▸ **Description of the task**:
Write out the entries verbatim and leave the images out of the copy.

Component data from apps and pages
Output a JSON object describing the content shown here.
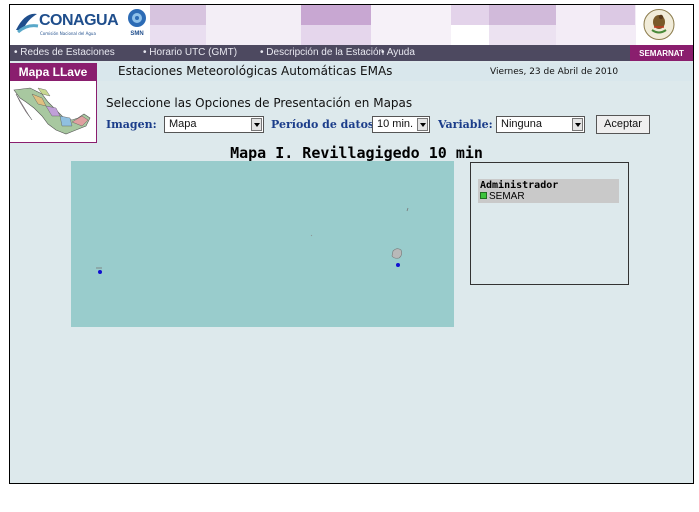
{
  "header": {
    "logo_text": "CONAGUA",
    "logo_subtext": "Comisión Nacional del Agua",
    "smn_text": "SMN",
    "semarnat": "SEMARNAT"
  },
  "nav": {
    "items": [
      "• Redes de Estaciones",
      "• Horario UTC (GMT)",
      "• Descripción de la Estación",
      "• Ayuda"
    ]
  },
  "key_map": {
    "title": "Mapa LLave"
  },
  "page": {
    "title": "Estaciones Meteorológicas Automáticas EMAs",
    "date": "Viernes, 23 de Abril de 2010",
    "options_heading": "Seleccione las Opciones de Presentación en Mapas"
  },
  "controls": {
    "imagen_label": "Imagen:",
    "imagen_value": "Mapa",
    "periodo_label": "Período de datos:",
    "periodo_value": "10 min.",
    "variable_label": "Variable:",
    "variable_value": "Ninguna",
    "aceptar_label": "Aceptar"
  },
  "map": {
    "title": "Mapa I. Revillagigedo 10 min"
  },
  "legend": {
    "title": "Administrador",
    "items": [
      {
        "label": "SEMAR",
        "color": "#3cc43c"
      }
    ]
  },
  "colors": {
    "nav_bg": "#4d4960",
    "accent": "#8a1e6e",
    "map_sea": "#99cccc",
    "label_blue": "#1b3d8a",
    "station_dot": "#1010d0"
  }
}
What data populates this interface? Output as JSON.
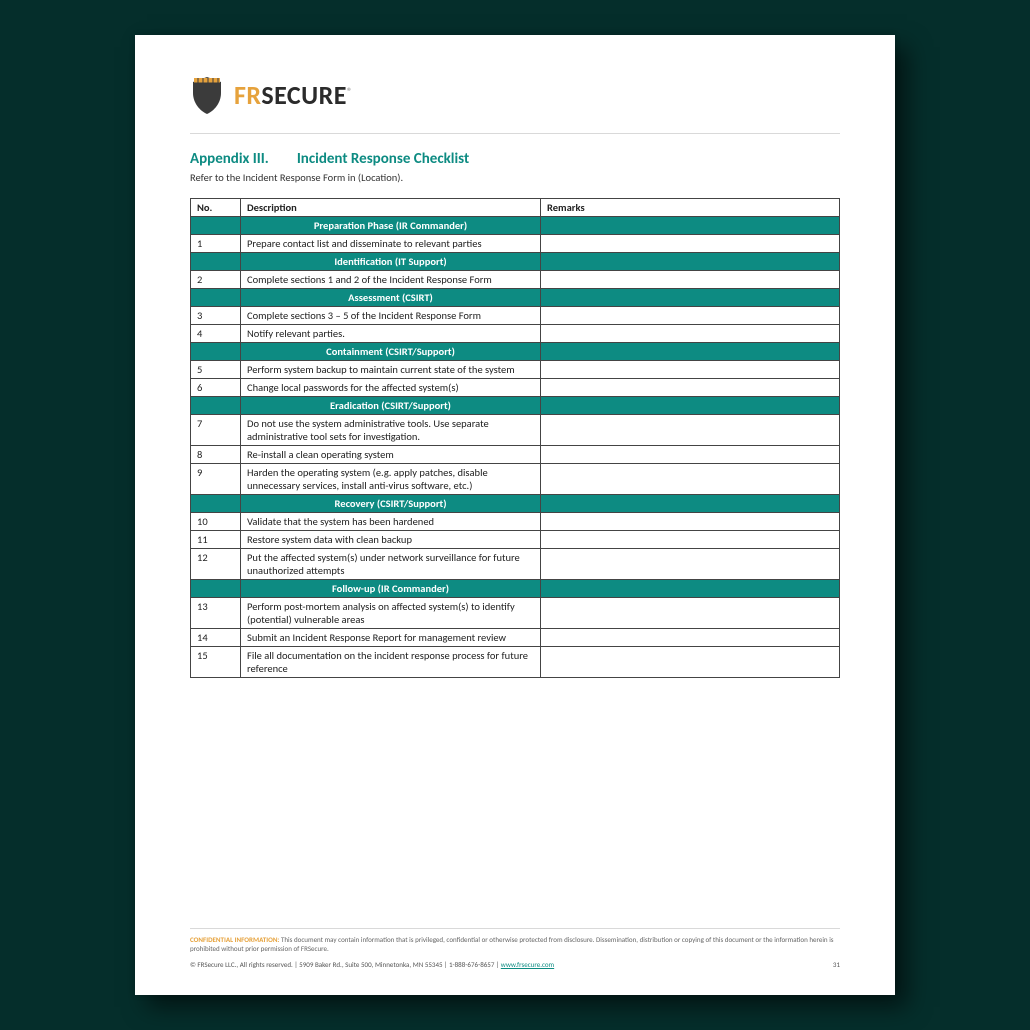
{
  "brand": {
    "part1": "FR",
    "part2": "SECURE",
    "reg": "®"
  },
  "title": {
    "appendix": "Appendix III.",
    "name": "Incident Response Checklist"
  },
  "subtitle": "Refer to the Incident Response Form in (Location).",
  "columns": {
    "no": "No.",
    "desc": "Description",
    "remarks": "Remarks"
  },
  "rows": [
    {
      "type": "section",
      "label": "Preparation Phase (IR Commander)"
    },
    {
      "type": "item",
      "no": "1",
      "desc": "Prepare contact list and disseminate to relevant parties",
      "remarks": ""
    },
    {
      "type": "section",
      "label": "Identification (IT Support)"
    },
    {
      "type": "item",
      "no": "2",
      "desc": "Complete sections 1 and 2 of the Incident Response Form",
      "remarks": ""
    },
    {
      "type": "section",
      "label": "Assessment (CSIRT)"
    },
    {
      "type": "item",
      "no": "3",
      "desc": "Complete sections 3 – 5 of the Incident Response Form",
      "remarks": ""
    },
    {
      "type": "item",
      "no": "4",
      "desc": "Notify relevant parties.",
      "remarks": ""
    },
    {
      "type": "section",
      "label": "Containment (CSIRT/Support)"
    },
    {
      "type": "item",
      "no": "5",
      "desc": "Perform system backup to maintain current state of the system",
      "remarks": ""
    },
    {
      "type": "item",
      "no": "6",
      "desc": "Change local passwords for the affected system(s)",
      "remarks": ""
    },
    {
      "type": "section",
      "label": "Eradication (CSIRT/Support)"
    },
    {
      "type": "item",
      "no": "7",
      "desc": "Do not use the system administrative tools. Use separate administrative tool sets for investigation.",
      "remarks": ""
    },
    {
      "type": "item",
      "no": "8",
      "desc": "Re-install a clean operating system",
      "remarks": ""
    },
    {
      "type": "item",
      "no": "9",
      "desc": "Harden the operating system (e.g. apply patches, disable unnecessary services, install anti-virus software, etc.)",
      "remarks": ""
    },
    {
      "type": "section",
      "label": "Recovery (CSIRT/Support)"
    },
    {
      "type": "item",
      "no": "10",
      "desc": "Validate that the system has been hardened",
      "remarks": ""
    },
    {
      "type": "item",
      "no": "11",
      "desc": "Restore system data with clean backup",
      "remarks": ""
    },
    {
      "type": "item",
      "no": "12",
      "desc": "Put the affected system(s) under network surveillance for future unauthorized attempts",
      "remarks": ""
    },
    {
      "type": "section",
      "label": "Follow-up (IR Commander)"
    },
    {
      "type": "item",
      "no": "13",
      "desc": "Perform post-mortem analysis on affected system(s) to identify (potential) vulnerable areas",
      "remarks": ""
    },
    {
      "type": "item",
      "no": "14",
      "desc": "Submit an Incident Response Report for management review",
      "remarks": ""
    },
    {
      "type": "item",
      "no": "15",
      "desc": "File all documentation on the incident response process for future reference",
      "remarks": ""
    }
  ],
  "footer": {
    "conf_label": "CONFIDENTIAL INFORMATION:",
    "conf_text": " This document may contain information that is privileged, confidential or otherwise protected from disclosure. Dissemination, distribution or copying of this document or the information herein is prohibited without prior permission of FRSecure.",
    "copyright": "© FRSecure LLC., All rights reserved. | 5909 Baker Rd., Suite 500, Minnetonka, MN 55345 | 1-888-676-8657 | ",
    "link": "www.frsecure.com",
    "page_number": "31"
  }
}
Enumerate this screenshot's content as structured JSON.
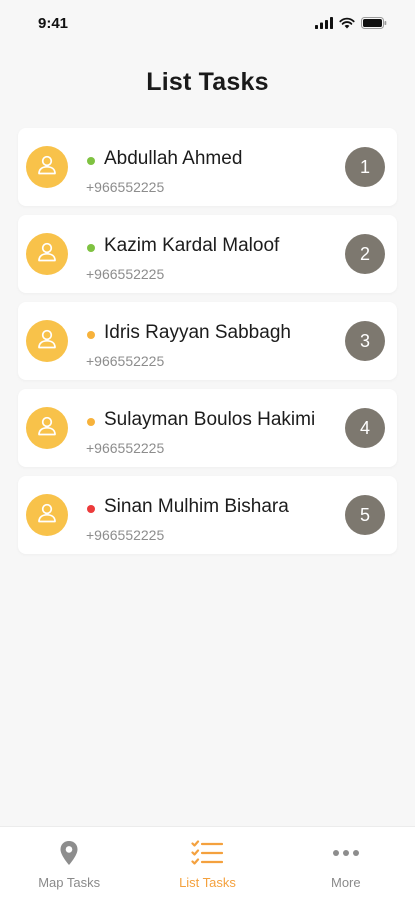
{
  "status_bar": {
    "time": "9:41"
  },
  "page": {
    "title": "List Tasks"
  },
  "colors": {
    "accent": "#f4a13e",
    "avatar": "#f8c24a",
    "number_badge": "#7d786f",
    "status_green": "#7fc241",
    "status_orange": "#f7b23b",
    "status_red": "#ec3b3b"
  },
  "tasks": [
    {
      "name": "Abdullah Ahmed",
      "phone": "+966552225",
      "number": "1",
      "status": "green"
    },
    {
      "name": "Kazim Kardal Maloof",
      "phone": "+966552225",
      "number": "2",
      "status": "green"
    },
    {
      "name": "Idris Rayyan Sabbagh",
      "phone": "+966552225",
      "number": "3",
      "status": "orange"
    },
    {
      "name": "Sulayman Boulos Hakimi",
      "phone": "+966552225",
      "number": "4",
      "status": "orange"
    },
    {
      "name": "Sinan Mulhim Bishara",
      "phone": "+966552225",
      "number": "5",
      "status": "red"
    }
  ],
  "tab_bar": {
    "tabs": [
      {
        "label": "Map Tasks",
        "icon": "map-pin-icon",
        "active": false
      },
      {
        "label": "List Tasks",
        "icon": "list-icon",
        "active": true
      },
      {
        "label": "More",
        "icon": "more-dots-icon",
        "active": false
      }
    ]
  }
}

▸ **Your response**:
Output a JSON object describing the content shown here.
{
  "header": {
    "logo_text": "CONAGUA",
    "logo_subtext": "Comisión Nacional del Agua",
    "smn_text": "SMN",
    "semarnat": "SEMARNAT"
  },
  "nav": {
    "items": [
      "• Redes de Estaciones",
      "• Horario UTC (GMT)",
      "• Descripción de la Estación",
      "• Ayuda"
    ]
  },
  "key_map": {
    "title": "Mapa LLave"
  },
  "page": {
    "title": "Estaciones Meteorológicas Automáticas EMAs",
    "date": "Viernes, 23 de Abril de 2010",
    "options_heading": "Seleccione las Opciones de Presentación en Mapas"
  },
  "controls": {
    "imagen_label": "Imagen:",
    "imagen_value": "Mapa",
    "periodo_label": "Período de datos:",
    "periodo_value": "10 min.",
    "variable_label": "Variable:",
    "variable_value": "Ninguna",
    "aceptar_label": "Aceptar"
  },
  "map": {
    "title": "Mapa I. Revillagigedo 10 min"
  },
  "legend": {
    "title": "Administrador",
    "items": [
      {
        "label": "SEMAR",
        "color": "#3cc43c"
      }
    ]
  },
  "colors": {
    "nav_bg": "#4d4960",
    "accent": "#8a1e6e",
    "map_sea": "#99cccc",
    "label_blue": "#1b3d8a",
    "station_dot": "#1010d0"
  }
}
What data populates this interface? Output as JSON.
{
  "brand": {
    "part1": "FR",
    "part2": "SECURE",
    "reg": "®"
  },
  "title": {
    "appendix": "Appendix III.",
    "name": "Incident Response Checklist"
  },
  "subtitle": "Refer to the Incident Response Form in (Location).",
  "columns": {
    "no": "No.",
    "desc": "Description",
    "remarks": "Remarks"
  },
  "rows": [
    {
      "type": "section",
      "label": "Preparation Phase (IR Commander)"
    },
    {
      "type": "item",
      "no": "1",
      "desc": "Prepare contact list and disseminate to relevant parties",
      "remarks": ""
    },
    {
      "type": "section",
      "label": "Identification (IT Support)"
    },
    {
      "type": "item",
      "no": "2",
      "desc": "Complete sections 1 and 2 of the Incident Response Form",
      "remarks": ""
    },
    {
      "type": "section",
      "label": "Assessment (CSIRT)"
    },
    {
      "type": "item",
      "no": "3",
      "desc": "Complete sections 3 – 5 of the Incident Response Form",
      "remarks": ""
    },
    {
      "type": "item",
      "no": "4",
      "desc": "Notify relevant parties.",
      "remarks": ""
    },
    {
      "type": "section",
      "label": "Containment (CSIRT/Support)"
    },
    {
      "type": "item",
      "no": "5",
      "desc": "Perform system backup to maintain current state of the system",
      "remarks": ""
    },
    {
      "type": "item",
      "no": "6",
      "desc": "Change local passwords for the affected system(s)",
      "remarks": ""
    },
    {
      "type": "section",
      "label": "Eradication (CSIRT/Support)"
    },
    {
      "type": "item",
      "no": "7",
      "desc": "Do not use the system administrative tools. Use separate administrative tool sets for investigation.",
      "remarks": ""
    },
    {
      "type": "item",
      "no": "8",
      "desc": "Re-install a clean operating system",
      "remarks": ""
    },
    {
      "type": "item",
      "no": "9",
      "desc": "Harden the operating system (e.g. apply patches, disable unnecessary services, install anti-virus software, etc.)",
      "remarks": ""
    },
    {
      "type": "section",
      "label": "Recovery (CSIRT/Support)"
    },
    {
      "type": "item",
      "no": "10",
      "desc": "Validate that the system has been hardened",
      "remarks": ""
    },
    {
      "type": "item",
      "no": "11",
      "desc": "Restore system data with clean backup",
      "remarks": ""
    },
    {
      "type": "item",
      "no": "12",
      "desc": "Put the affected system(s) under network surveillance for future unauthorized attempts",
      "remarks": ""
    },
    {
      "type": "section",
      "label": "Follow-up (IR Commander)"
    },
    {
      "type": "item",
      "no": "13",
      "desc": "Perform post-mortem analysis on affected system(s) to identify (potential) vulnerable areas",
      "remarks": ""
    },
    {
      "type": "item",
      "no": "14",
      "desc": "Submit an Incident Response Report for management review",
      "remarks": ""
    },
    {
      "type": "item",
      "no": "15",
      "desc": "File all documentation on the incident response process for future reference",
      "remarks": ""
    }
  ],
  "footer": {
    "conf_label": "CONFIDENTIAL INFORMATION:",
    "conf_text": " This document may contain information that is privileged, confidential or otherwise protected from disclosure. Dissemination, distribution or copying of this document or the information herein is prohibited without prior permission of FRSecure.",
    "copyright": "© FRSecure LLC., All rights reserved. | 5909 Baker Rd., Suite 500, Minnetonka, MN 55345 | 1-888-676-8657 | ",
    "link": "www.frsecure.com",
    "page_number": "31"
  }
}
Enumerate this screenshot's content as structured JSON.
{
  "status_bar": {
    "time": "9:41"
  },
  "page": {
    "title": "List Tasks"
  },
  "colors": {
    "accent": "#f4a13e",
    "avatar": "#f8c24a",
    "number_badge": "#7d786f",
    "status_green": "#7fc241",
    "status_orange": "#f7b23b",
    "status_red": "#ec3b3b"
  },
  "tasks": [
    {
      "name": "Abdullah Ahmed",
      "phone": "+966552225",
      "number": "1",
      "status": "green"
    },
    {
      "name": "Kazim Kardal Maloof",
      "phone": "+966552225",
      "number": "2",
      "status": "green"
    },
    {
      "name": "Idris Rayyan Sabbagh",
      "phone": "+966552225",
      "number": "3",
      "status": "orange"
    },
    {
      "name": "Sulayman Boulos Hakimi",
      "phone": "+966552225",
      "number": "4",
      "status": "orange"
    },
    {
      "name": "Sinan Mulhim Bishara",
      "phone": "+966552225",
      "number": "5",
      "status": "red"
    }
  ],
  "tab_bar": {
    "tabs": [
      {
        "label": "Map Tasks",
        "icon": "map-pin-icon",
        "active": false
      },
      {
        "label": "List Tasks",
        "icon": "list-icon",
        "active": true
      },
      {
        "label": "More",
        "icon": "more-dots-icon",
        "active": false
      }
    ]
  }
}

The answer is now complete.